What is expected:
Every entry below is to be returned unchanged. Images are not part of the copy.
(Data records)
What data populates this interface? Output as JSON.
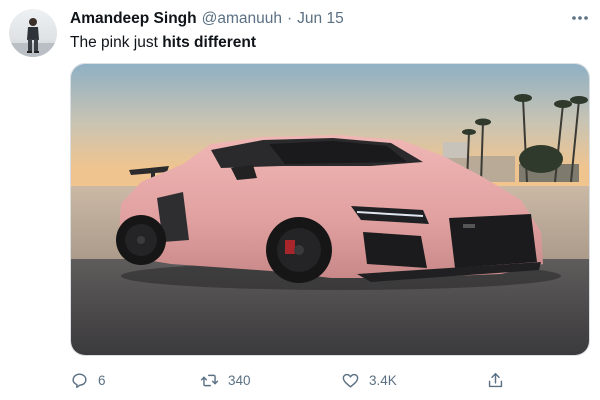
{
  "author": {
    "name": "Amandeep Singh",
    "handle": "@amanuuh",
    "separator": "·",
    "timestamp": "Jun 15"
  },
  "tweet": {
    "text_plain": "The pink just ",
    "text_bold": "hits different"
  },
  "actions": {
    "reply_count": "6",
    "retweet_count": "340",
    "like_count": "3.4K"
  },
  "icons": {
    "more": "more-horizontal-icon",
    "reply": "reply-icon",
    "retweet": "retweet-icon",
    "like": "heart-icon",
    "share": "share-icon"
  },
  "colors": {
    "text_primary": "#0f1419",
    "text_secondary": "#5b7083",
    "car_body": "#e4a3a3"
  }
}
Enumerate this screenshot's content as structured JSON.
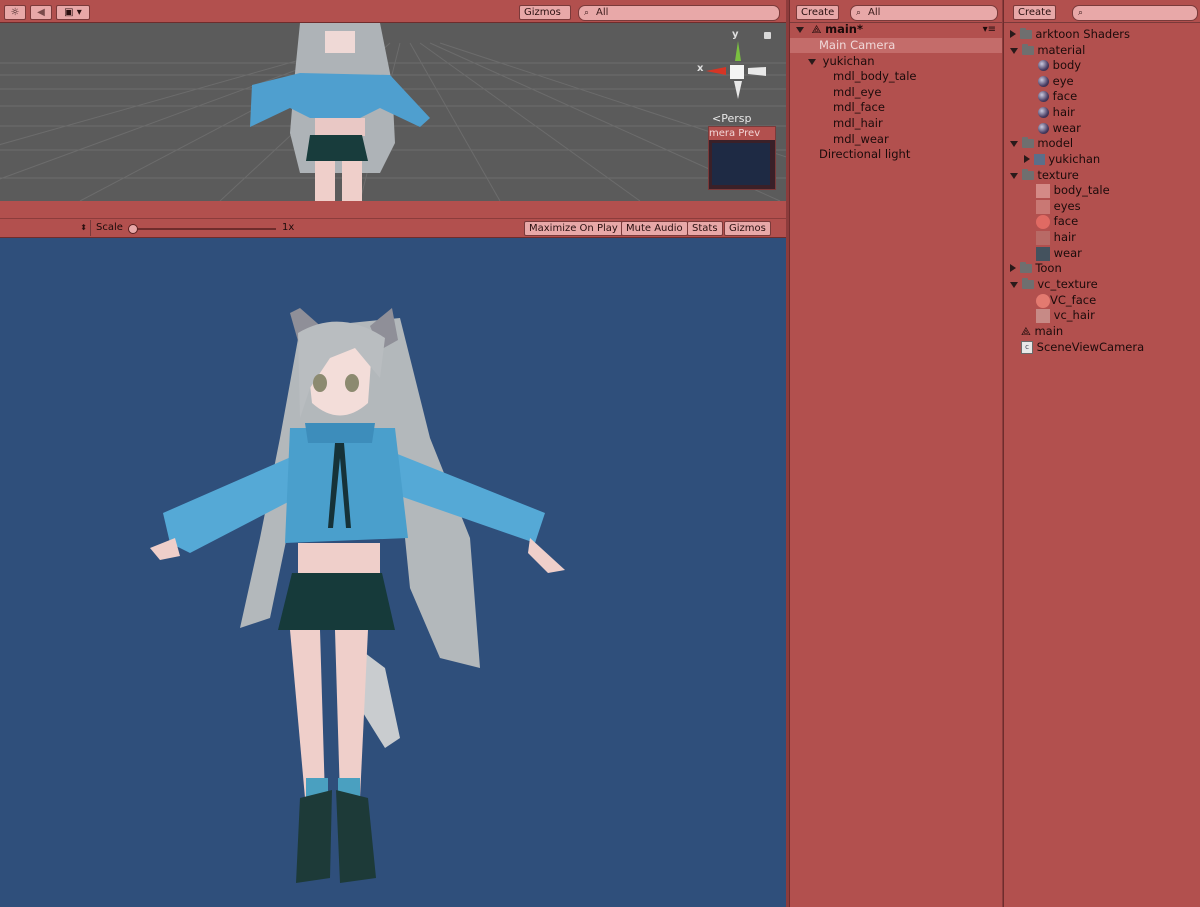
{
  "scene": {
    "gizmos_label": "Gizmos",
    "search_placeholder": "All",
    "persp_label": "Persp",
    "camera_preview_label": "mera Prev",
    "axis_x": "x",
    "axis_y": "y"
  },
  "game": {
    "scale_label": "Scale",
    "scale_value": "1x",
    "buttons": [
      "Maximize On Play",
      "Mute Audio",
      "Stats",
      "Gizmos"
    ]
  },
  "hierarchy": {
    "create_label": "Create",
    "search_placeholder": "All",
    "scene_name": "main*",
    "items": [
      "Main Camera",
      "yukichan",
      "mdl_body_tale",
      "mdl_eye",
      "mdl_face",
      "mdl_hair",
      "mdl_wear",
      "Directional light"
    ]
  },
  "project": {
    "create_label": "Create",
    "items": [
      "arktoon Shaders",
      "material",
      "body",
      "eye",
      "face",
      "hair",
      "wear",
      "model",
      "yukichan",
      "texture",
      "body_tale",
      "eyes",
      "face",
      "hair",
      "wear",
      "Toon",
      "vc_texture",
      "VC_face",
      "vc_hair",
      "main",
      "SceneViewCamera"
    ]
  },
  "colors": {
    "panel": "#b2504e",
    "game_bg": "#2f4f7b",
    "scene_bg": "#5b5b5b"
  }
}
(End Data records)
Exercise result:
What data populates this interface? Output as JSON.
{
  "author": {
    "name": "Amandeep Singh",
    "handle": "@amanuuh",
    "separator": "·",
    "timestamp": "Jun 15"
  },
  "tweet": {
    "text_plain": "The pink just ",
    "text_bold": "hits different"
  },
  "actions": {
    "reply_count": "6",
    "retweet_count": "340",
    "like_count": "3.4K"
  },
  "icons": {
    "more": "more-horizontal-icon",
    "reply": "reply-icon",
    "retweet": "retweet-icon",
    "like": "heart-icon",
    "share": "share-icon"
  },
  "colors": {
    "text_primary": "#0f1419",
    "text_secondary": "#5b7083",
    "car_body": "#e4a3a3"
  }
}
Enumerate this screenshot's content as structured JSON.
{
  "scene": {
    "gizmos_label": "Gizmos",
    "search_placeholder": "All",
    "persp_label": "Persp",
    "camera_preview_label": "mera Prev",
    "axis_x": "x",
    "axis_y": "y"
  },
  "game": {
    "scale_label": "Scale",
    "scale_value": "1x",
    "buttons": [
      "Maximize On Play",
      "Mute Audio",
      "Stats",
      "Gizmos"
    ]
  },
  "hierarchy": {
    "create_label": "Create",
    "search_placeholder": "All",
    "scene_name": "main*",
    "items": [
      "Main Camera",
      "yukichan",
      "mdl_body_tale",
      "mdl_eye",
      "mdl_face",
      "mdl_hair",
      "mdl_wear",
      "Directional light"
    ]
  },
  "project": {
    "create_label": "Create",
    "items": [
      "arktoon Shaders",
      "material",
      "body",
      "eye",
      "face",
      "hair",
      "wear",
      "model",
      "yukichan",
      "texture",
      "body_tale",
      "eyes",
      "face",
      "hair",
      "wear",
      "Toon",
      "vc_texture",
      "VC_face",
      "vc_hair",
      "main",
      "SceneViewCamera"
    ]
  },
  "colors": {
    "panel": "#b2504e",
    "game_bg": "#2f4f7b",
    "scene_bg": "#5b5b5b"
  }
}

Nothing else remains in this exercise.